At Duke’s Metabolic Bone Disease Clinic, fellows provide specialty care and consultation to patients with metabolic bone diseases, including osteoporosis, Paget’s disease of bone, vitamin D deficiency, hyperparathyroidism and other disorders. Fellows will also learn to correctly interpret DEXA scans. Fellows see and present all patients to clinic attending, Kenneth W. Lyles, MD.

Geriatric Psychiatry
Fellows work with Geropsychiatry faculty and fellows in a variety of settings, including an outpatient consultation clinic at the Durham VAMC where they care for patients with dementia, depression, anxiety disorders and a variety of behavior and thought problems. In addition, fellows round on inpatient long-term care and acute care services with geropsychiatry faculty seeing patients with a variety of problems, including delirium.
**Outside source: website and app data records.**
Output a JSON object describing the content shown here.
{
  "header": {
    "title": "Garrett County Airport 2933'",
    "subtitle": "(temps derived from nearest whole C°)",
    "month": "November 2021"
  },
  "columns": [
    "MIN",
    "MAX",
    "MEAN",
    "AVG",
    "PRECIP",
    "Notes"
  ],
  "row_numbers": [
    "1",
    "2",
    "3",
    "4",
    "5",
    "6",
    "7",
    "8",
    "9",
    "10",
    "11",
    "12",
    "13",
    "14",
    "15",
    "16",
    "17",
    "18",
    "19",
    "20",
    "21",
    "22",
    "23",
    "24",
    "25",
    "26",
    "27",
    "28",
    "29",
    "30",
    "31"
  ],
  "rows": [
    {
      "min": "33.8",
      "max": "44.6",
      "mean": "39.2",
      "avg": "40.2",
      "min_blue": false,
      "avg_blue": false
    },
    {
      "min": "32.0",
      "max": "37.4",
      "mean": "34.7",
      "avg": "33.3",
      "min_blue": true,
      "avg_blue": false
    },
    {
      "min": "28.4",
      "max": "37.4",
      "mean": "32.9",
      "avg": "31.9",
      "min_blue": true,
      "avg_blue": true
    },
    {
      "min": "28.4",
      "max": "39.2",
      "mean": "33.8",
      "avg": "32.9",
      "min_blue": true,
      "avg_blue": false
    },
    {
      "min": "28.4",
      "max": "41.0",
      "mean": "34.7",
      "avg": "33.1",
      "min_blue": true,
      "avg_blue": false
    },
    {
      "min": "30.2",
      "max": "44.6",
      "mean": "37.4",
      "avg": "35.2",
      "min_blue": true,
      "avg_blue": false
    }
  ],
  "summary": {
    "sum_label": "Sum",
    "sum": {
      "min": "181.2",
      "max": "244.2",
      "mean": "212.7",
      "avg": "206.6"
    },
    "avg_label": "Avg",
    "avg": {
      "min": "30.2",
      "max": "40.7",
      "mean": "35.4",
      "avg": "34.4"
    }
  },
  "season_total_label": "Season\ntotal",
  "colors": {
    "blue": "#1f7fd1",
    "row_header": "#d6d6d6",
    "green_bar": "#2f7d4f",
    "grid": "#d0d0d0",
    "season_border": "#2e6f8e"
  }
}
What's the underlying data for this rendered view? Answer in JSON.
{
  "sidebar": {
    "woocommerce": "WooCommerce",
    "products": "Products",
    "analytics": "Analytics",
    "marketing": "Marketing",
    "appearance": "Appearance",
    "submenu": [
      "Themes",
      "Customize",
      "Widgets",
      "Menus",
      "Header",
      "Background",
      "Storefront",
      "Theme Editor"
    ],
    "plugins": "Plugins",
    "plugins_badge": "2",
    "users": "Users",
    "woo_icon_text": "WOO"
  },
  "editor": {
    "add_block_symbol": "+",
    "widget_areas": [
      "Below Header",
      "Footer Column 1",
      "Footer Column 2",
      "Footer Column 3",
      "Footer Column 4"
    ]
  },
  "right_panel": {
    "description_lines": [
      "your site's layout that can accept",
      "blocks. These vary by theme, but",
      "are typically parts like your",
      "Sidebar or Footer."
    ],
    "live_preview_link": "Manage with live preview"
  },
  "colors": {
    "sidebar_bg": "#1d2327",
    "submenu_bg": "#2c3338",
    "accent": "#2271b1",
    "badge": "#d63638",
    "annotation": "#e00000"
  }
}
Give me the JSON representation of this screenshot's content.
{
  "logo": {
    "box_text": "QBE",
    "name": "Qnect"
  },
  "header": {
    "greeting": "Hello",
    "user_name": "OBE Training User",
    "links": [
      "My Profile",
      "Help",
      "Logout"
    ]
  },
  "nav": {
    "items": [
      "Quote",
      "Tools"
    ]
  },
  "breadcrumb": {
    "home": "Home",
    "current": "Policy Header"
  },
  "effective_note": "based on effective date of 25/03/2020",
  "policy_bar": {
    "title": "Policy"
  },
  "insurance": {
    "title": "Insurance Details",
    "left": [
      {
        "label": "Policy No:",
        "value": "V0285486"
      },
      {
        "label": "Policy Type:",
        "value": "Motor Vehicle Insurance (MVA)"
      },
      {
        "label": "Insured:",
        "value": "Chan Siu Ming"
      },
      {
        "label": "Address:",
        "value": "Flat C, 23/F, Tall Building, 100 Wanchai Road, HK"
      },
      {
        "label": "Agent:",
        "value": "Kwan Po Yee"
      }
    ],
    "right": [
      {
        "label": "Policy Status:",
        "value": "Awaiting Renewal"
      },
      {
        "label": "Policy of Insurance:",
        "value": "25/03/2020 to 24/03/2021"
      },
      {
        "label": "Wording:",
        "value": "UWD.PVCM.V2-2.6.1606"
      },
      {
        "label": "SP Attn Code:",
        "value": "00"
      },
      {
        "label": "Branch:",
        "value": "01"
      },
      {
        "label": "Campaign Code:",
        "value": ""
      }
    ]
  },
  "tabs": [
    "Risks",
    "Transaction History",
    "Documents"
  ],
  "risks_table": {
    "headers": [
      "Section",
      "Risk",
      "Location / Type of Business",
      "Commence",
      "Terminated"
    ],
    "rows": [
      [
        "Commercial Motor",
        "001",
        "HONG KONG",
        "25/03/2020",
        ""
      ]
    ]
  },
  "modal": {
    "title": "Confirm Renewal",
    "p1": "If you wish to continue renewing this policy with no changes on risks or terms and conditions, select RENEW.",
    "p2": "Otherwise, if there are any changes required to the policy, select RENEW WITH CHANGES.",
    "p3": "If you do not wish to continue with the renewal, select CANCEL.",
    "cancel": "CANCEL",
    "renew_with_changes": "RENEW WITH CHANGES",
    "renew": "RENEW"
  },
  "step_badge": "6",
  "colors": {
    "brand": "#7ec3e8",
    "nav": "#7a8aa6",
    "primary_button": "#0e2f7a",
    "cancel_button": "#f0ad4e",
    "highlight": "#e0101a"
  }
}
Incontinence Clinic
Fellows spend several clinic sessions in a urogynecology-based interprofessional clinic seeing patients with lower urinary tract problems, including various types of incontinence and voiding problems. They learn about approaches to therapy, including non-pharmacologic, pharmacologic and surgical options.

Musculoskeletal Clinic
Fellows work with faculty in PM&R and rheumatology seeing patients with musculoskeletal complaints and working on relevant exam and procedural skills.


Fellows have the opportunity to spend time at a local Program for All-Inclusive Care of the Elderly (PACE) program serving Durham and Wake County. At PACE, they work alongside the medical director to provide primary care and attend IDT meetings for participants. Additionally, fellows will learn about the history, regulations, and payment structure of this unique model of care.

Models of Care

Models of care is a unique month-long rotation in which fellows observe and participate in a variety of care delivery models for older adults.  Fellows participate in a myriad of clinical experiences, with a flexible schedule, which allows fellows to customize experiences based on their clinical interests.  Examples of clinical experiences include:

  • E-consults at the Durham VA Medical Center to help primary care providers screen for and diagnosis osteoporosis in patients with recent fractures
  • Home-based primary care
  • Telehealth consults from participating VA clinics, to provide comprehensive Geriatrics care to patients in rural settings
  • Working with a local not-for-profit organization (Senior PharmAssist) to provide local seniors with assistance in medication management, Medicare insurance counseling, and tailored community referrals.

Elective Rotation

First year fellows will have one month of protected time to pursue an elective project of their choice, tailored to their individual interests and career goals.  Program directors work with fellows at the beginning of the year to develop appropriate mentorship and support.  Many fellows go on to present their projects at national conferences and/or develop publications as a result of their project.

During my elective rotation, I had the opportunity to work with some of the Duke first year medical students on the Music and Memory Project at Eno Pointe Assisted Living Facility in Durham. It was a privilege to see the effect that personalized music had on residents at the facility!

Charles “Cole” Sims, MD, Class of 2018